’ la luce … la gloriosa e magnifica luce del sole di metà pomeriggio è incredibile. Vorrei dipingere quella luce! / the light….the glorious and magnificent light of the mid-afternoon sun is incredible. I want to paint that light!’ (Cristina, October 2017).
At 5pm shops and bars reopen and the streets come to life again. I visit friends and relatives, meet for gelato, shop, or find somewhere to sit with my sketchbook. I also love to walk to La Cupa, the olive grove that used to belong to my Nonno to pick plums, figs and pears. I usually need to stop at one of the bars to use wifi, although as I explained in Chiuso per Ferie in August, this can end up seeming quite antisocial.
Sundays, I sleep in, unless going on a daytrip. I love to have cappuccino and a cornetto crema di pistacchio before 11:00 Mass in the ancient Grotta di San Michele Arcangelo. At least one Sunday, I look forward to a barbecue at La Cupa with my extended family.

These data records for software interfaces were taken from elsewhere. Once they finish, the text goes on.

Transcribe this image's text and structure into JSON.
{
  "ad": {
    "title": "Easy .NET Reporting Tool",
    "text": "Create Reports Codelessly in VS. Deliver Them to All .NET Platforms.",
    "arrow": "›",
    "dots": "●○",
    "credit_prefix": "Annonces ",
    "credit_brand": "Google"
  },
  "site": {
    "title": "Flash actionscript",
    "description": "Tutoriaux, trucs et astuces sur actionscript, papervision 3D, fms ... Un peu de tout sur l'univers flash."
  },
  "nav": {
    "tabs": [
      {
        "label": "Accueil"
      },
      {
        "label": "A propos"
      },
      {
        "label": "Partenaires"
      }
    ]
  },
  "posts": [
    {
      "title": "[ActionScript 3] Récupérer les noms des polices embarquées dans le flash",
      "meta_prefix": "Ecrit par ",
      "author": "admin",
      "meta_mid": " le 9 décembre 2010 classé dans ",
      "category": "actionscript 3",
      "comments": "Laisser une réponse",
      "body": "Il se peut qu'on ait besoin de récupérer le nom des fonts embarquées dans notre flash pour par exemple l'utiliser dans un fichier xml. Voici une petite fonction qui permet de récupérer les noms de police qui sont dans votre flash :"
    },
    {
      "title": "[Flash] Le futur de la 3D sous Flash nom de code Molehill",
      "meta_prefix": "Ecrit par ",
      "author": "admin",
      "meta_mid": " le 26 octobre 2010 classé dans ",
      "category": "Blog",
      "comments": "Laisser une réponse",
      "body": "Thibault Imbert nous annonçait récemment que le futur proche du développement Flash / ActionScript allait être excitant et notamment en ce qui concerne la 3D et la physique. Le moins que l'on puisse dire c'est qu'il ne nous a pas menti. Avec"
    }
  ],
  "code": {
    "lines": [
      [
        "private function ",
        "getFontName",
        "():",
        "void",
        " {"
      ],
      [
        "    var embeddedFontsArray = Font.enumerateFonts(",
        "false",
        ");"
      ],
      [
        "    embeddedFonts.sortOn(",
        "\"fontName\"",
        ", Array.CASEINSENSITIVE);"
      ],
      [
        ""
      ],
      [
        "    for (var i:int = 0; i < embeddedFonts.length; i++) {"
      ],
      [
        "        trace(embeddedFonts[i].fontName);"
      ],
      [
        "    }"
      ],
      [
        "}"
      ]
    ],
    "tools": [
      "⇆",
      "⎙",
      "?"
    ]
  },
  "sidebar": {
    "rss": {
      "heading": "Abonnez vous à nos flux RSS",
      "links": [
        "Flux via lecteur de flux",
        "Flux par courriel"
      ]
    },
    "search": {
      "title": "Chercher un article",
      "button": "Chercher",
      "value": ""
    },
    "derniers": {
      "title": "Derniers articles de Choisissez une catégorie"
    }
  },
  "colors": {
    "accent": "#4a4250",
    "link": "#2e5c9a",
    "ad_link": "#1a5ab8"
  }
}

After 9pm, it is time for the evening passeggiata, walking up and down ‘il Corso’ and socializing. There are pizzerie and bars with outdoor seating along il Corso. On summer evenings, there are often concerts or special events.My favourite part of the passeggiata is walking all the way to the top of the Corso, past where the houses stop, then the streetlights stop. It is buio (BOO•yoh) -dark, you can hear grille (GREEL•leh)-crickets, and see the stars. On clear, windless nights, lucciole (looch•CHEEOH•leh)-fireflies make the night absolutely magical. There is usually a stop for a drink at an outdoor table before ending up back at home…never before midnight though! Buonanotte, Cristina.